[DATA PROVIDED Boundary: Start]

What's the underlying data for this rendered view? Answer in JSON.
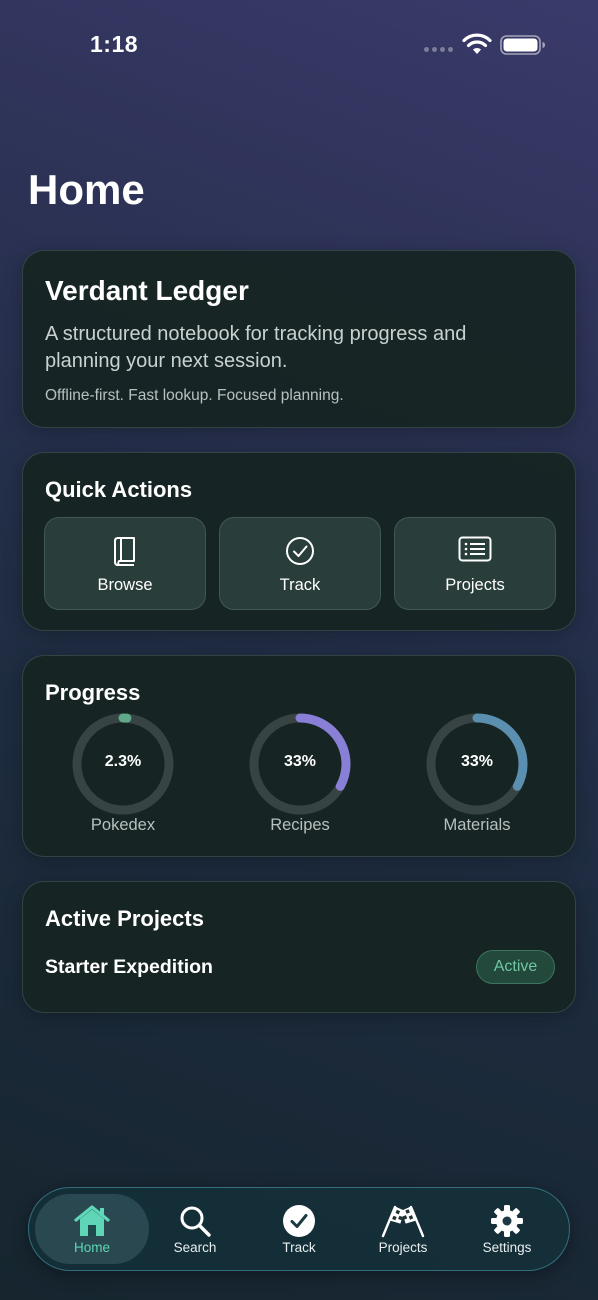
{
  "status_bar": {
    "time": "1:18"
  },
  "page": {
    "title": "Home"
  },
  "intro": {
    "title": "Verdant Ledger",
    "description": "A structured notebook for tracking progress and planning your next session.",
    "note": "Offline-first. Fast lookup. Focused planning."
  },
  "quick_actions": {
    "title": "Quick Actions",
    "items": [
      {
        "label": "Browse",
        "icon": "book-icon"
      },
      {
        "label": "Track",
        "icon": "checkmark-circle-icon"
      },
      {
        "label": "Projects",
        "icon": "list-icon"
      }
    ]
  },
  "progress": {
    "title": "Progress",
    "items": [
      {
        "label": "Pokedex",
        "value_text": "2.3%",
        "fraction": 0.023,
        "color": "#5fa88a"
      },
      {
        "label": "Recipes",
        "value_text": "33%",
        "fraction": 0.33,
        "color": "#8a7fd6"
      },
      {
        "label": "Materials",
        "value_text": "33%",
        "fraction": 0.33,
        "color": "#5b8fb0"
      }
    ]
  },
  "active_projects": {
    "title": "Active Projects",
    "items": [
      {
        "name": "Starter Expedition",
        "status": "Active"
      }
    ]
  },
  "tabbar": {
    "active": "Home",
    "accent": "#5fd6b8",
    "items": [
      {
        "label": "Home",
        "icon": "home-icon"
      },
      {
        "label": "Search",
        "icon": "search-icon"
      },
      {
        "label": "Track",
        "icon": "checkmark-circle-icon"
      },
      {
        "label": "Projects",
        "icon": "checkered-flags-icon"
      },
      {
        "label": "Settings",
        "icon": "gear-icon"
      }
    ]
  }
}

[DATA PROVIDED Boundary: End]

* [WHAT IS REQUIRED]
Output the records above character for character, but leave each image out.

* [EXERCISE SOLUTION]
What's the underlying data for this rendered view? Answer in JSON.
{
  "status_bar": {
    "time": "1:18"
  },
  "page": {
    "title": "Home"
  },
  "intro": {
    "title": "Verdant Ledger",
    "description": "A structured notebook for tracking progress and planning your next session.",
    "note": "Offline-first. Fast lookup. Focused planning."
  },
  "quick_actions": {
    "title": "Quick Actions",
    "items": [
      {
        "label": "Browse",
        "icon": "book-icon"
      },
      {
        "label": "Track",
        "icon": "checkmark-circle-icon"
      },
      {
        "label": "Projects",
        "icon": "list-icon"
      }
    ]
  },
  "progress": {
    "title": "Progress",
    "items": [
      {
        "label": "Pokedex",
        "value_text": "2.3%",
        "fraction": 0.023,
        "color": "#5fa88a"
      },
      {
        "label": "Recipes",
        "value_text": "33%",
        "fraction": 0.33,
        "color": "#8a7fd6"
      },
      {
        "label": "Materials",
        "value_text": "33%",
        "fraction": 0.33,
        "color": "#5b8fb0"
      }
    ]
  },
  "active_projects": {
    "title": "Active Projects",
    "items": [
      {
        "name": "Starter Expedition",
        "status": "Active"
      }
    ]
  },
  "tabbar": {
    "active": "Home",
    "accent": "#5fd6b8",
    "items": [
      {
        "label": "Home",
        "icon": "home-icon"
      },
      {
        "label": "Search",
        "icon": "search-icon"
      },
      {
        "label": "Track",
        "icon": "checkmark-circle-icon"
      },
      {
        "label": "Projects",
        "icon": "checkered-flags-icon"
      },
      {
        "label": "Settings",
        "icon": "gear-icon"
      }
    ]
  }
}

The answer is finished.